The point here is not that nominative case is required on pronouns in PC function. Some older prescriptive grammars say that, but it is not true. A question like "Who 's there?" is normally answered "It's me"; it sounds very stiff and formal to say "It is I". Many speakers of Standard English would say "It was him who said it" rather than [24a] . So NPs in PC function can be accusative pronouns. What separates PC from O, however, is that no matter whether you use nominative or accusative case on PC pronouns, nominative case is absolutely impossible for O pronouns. No native speaker, even in the most formal style, says They accused I of saying it, or Please let I in?
By the way, if you think it's cringeworthy, you'll hate learning French. They say "c'est moi" and, unlike in English where a hokey grammar tradition defends the logical but unnatural "it is I", nobody but nobody in the French-speaking world will defend you when you say "c'est je".
(The English structure is derived from the French).
So, I've hit a general wall and am coming back and refreshing myself on all these lessons before attempting to proceed in the tree.

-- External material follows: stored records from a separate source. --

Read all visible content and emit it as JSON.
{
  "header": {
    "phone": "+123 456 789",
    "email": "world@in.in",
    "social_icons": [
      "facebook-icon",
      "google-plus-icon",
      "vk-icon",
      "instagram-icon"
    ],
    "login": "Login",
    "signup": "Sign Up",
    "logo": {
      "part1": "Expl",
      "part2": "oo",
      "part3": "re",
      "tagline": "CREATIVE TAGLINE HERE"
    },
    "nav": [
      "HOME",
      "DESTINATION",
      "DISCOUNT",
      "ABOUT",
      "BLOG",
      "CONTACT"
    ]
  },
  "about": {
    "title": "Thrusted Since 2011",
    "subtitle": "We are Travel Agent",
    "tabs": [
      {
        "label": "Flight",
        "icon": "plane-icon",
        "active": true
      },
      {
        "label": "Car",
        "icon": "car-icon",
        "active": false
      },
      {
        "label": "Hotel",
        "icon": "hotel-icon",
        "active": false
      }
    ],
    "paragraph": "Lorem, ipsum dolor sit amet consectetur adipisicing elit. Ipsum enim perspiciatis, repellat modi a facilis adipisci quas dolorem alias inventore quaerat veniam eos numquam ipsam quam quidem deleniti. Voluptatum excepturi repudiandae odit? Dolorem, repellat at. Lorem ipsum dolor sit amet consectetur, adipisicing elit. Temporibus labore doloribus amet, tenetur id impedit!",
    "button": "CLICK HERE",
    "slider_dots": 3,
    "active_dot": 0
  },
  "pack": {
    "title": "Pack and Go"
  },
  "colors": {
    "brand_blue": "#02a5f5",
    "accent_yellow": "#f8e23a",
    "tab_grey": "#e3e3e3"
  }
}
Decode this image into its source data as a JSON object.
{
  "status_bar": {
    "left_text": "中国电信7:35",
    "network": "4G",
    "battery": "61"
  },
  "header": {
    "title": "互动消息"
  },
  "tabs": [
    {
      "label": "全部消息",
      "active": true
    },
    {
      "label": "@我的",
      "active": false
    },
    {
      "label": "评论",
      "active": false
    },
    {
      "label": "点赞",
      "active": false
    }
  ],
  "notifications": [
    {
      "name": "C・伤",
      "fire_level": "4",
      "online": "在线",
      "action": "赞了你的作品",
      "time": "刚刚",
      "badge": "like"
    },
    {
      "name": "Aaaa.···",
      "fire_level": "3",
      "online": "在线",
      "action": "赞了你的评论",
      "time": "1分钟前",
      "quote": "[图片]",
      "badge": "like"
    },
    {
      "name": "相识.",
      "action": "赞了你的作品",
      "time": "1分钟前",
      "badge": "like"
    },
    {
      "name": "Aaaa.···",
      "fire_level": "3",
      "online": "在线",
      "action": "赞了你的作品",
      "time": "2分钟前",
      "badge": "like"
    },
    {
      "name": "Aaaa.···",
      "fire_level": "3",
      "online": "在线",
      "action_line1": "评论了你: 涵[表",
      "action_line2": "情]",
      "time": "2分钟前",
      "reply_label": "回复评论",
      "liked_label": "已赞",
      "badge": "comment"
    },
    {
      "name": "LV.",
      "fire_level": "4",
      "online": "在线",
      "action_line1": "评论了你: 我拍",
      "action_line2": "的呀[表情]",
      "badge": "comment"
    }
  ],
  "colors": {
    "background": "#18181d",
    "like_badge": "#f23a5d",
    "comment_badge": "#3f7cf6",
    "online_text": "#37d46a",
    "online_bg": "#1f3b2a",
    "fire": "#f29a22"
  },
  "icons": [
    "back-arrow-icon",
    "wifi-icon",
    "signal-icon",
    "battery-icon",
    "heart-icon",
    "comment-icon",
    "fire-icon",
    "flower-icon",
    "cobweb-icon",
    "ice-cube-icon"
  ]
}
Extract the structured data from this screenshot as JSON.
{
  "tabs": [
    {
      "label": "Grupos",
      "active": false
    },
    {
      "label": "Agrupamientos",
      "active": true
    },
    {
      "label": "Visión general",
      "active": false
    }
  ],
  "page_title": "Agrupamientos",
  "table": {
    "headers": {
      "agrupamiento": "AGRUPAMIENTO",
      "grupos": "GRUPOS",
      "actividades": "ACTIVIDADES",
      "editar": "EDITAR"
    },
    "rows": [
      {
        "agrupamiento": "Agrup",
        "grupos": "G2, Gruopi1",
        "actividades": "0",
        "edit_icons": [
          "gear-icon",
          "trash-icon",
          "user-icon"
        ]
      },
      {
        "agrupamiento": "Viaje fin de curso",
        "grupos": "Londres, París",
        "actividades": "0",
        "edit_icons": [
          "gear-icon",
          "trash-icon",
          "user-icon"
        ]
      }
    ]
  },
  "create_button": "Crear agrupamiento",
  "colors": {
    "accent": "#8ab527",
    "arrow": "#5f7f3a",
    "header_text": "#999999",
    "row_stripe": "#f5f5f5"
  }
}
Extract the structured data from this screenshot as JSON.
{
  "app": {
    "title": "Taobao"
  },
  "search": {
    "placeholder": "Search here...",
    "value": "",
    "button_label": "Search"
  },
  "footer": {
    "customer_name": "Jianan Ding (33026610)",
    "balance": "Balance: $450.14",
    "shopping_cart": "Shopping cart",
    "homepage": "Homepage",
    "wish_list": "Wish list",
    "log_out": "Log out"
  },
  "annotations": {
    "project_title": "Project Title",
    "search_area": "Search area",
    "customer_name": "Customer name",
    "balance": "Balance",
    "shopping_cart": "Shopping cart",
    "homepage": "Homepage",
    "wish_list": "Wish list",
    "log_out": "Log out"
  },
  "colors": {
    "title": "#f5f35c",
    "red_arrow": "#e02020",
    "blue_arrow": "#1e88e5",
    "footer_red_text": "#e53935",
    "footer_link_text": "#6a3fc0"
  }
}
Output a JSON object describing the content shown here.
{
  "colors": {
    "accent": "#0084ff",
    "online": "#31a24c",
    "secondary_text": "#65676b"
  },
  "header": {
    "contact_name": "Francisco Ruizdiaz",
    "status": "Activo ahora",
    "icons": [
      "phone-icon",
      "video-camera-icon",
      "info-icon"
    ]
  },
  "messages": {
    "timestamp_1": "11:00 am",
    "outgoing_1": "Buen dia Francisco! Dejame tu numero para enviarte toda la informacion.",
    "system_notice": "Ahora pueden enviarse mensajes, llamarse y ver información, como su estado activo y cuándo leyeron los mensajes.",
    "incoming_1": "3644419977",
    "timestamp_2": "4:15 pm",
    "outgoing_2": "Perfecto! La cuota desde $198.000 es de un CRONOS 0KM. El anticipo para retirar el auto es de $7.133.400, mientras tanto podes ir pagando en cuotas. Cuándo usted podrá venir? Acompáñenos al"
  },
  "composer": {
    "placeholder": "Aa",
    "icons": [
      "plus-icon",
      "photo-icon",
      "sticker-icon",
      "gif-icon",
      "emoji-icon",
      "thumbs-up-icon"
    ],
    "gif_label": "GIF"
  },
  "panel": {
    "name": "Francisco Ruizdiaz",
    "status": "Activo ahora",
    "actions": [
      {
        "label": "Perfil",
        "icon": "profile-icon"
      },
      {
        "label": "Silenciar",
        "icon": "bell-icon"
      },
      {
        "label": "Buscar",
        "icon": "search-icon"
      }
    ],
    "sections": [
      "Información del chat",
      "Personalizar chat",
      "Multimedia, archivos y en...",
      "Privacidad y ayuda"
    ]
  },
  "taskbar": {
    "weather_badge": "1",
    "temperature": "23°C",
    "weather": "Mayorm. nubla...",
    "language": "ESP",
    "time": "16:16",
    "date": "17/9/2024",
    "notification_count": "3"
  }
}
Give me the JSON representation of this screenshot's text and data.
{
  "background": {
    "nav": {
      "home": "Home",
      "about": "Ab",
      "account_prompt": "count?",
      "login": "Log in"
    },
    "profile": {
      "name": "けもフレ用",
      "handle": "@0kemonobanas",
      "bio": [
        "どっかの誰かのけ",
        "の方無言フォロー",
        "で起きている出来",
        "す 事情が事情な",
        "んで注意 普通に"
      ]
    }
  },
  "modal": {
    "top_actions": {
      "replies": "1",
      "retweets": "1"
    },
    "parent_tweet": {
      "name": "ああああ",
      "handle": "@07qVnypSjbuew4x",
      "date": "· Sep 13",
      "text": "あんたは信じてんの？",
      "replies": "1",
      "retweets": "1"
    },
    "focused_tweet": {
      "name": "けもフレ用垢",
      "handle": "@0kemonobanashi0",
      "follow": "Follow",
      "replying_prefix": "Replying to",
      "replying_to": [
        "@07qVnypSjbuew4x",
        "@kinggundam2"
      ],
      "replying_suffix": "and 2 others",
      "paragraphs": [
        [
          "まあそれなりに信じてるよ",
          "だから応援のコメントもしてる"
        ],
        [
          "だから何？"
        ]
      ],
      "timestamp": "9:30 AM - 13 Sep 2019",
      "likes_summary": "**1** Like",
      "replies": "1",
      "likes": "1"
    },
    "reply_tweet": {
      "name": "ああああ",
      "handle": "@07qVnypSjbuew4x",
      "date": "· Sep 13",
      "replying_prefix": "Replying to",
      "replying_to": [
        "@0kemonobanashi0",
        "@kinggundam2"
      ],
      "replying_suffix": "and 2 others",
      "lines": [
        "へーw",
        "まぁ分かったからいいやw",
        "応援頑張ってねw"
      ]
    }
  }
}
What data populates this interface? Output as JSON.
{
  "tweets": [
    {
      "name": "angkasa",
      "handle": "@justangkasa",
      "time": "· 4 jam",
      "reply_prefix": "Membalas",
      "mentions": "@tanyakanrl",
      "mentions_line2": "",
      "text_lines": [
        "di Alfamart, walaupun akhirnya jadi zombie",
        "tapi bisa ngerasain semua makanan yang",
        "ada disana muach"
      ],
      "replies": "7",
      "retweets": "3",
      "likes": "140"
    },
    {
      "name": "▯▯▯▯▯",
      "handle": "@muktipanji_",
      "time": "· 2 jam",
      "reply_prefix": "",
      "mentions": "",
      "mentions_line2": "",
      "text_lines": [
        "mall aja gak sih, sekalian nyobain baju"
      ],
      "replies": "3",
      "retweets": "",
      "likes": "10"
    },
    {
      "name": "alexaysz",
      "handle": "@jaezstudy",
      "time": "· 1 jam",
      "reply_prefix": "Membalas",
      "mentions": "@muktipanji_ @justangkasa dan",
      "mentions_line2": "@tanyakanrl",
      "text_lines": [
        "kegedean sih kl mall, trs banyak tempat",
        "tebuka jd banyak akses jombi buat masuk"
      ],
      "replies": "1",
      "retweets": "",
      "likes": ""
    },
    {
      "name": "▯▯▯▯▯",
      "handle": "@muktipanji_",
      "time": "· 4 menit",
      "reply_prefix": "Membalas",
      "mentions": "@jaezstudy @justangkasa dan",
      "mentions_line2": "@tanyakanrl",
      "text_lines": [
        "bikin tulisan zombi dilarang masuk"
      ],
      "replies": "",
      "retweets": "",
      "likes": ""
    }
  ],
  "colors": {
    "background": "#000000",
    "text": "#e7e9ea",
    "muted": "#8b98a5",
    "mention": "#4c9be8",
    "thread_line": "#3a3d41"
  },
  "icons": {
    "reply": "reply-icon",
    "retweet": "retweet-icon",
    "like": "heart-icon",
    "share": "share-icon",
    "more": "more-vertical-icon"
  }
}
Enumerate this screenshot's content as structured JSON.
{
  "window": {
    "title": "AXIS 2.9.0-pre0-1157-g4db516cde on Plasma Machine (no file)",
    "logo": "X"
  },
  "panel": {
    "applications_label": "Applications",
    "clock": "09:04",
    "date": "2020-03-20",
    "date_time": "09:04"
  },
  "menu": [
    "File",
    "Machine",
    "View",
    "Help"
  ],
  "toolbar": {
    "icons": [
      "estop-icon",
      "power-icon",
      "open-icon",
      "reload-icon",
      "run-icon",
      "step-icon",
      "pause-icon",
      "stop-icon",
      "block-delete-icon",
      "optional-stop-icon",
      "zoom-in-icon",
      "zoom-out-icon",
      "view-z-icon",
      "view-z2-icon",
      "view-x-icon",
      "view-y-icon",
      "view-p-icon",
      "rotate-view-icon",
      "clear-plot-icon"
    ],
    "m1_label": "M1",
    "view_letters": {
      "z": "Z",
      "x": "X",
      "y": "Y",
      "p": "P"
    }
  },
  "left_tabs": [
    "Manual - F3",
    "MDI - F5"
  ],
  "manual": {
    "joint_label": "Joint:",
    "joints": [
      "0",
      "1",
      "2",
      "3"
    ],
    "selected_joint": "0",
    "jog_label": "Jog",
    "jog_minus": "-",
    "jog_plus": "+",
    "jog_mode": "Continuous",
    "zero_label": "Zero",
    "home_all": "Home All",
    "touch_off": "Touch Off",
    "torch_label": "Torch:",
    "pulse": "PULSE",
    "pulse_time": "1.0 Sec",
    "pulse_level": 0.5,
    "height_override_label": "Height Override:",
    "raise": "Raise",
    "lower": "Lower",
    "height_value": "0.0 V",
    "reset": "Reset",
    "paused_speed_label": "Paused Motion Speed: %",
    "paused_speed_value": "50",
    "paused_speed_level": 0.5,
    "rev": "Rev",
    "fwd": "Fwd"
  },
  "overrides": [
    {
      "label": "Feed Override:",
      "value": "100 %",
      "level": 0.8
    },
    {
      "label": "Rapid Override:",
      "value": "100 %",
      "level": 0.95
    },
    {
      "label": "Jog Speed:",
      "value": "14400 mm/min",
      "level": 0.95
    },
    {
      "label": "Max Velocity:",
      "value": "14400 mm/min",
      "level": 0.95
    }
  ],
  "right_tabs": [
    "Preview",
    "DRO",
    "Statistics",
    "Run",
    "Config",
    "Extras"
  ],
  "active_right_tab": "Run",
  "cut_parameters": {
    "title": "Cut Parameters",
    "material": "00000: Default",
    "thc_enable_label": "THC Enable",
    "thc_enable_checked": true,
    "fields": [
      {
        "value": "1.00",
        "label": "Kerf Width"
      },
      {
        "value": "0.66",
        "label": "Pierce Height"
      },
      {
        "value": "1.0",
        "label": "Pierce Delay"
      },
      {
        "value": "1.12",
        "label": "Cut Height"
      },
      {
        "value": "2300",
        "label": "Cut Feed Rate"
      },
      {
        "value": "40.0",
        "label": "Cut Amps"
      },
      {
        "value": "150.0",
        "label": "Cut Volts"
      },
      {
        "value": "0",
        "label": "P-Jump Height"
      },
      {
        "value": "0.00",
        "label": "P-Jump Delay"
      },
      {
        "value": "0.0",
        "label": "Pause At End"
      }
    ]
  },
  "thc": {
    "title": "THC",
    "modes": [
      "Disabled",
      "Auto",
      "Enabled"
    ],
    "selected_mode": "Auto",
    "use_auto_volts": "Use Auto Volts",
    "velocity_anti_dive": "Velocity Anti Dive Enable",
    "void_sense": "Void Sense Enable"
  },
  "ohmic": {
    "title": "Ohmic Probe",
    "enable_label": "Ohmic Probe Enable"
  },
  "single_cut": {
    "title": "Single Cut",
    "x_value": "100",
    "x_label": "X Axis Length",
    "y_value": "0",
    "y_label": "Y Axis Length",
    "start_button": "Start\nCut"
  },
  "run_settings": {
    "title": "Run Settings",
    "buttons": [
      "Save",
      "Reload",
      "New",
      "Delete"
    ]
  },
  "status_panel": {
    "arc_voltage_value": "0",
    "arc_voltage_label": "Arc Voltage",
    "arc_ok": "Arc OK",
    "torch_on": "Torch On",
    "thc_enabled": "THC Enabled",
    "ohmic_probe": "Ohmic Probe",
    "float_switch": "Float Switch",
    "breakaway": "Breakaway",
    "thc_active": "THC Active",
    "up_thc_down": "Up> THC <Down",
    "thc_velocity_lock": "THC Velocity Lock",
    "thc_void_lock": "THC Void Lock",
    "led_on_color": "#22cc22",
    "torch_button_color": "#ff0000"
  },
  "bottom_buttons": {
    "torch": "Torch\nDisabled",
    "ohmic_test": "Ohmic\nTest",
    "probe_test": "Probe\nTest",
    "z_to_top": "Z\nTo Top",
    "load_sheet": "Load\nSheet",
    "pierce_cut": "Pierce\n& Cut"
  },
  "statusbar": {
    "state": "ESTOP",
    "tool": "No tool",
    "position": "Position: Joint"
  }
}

Previously I was focused on the letters and sounds - but now I have questions on aesthetics.
- In English, we capitalize I because it is kind of a proper pronoun. Does Russian not have that convention with the word я? Would, "Да, это Я" look blatantly weird to a native Russian speaker/writer? Which brings me to a second question-
- In English, I would capitalize mom if I were to refer to her directly - using it as a name - "I want an apple, Mom." I would not capitalize mom if I were to use it in reference to a general mother-figure - "your mom" (an English phrase used frequently when speaking to my brother, much to our mother's amusement....) Does Russian follow such capitalization conventions? ("Я хочу яблоко, Мама." "Твоя мама goes to college," etc.)
I realize that capitalization and punctuation are not generally Duolingo's concern. I'm just curious for my own sake. Thanks!
The answers are no and no. We do not treat я and мама/папа as special words.
In Russian it is also customary to not capitalize month names, nationalities and ethnic group names. In essense, names of countries or towns are proper nouns but their derivatives are not proper nouns or adjectives.
- the exception is when the whole combination is a proper noun. For example, Тульская область is not just a part of a country which is of an exquisite Tula quality. It is the legally established region around the city of Tula.
When writing a title of a book or a movie, we only capitalise the first word (as if it were the first word in the sentence). The rest of the title follows normal capitalisation rules: proper nouns are start with uppercase letters, and other words don't.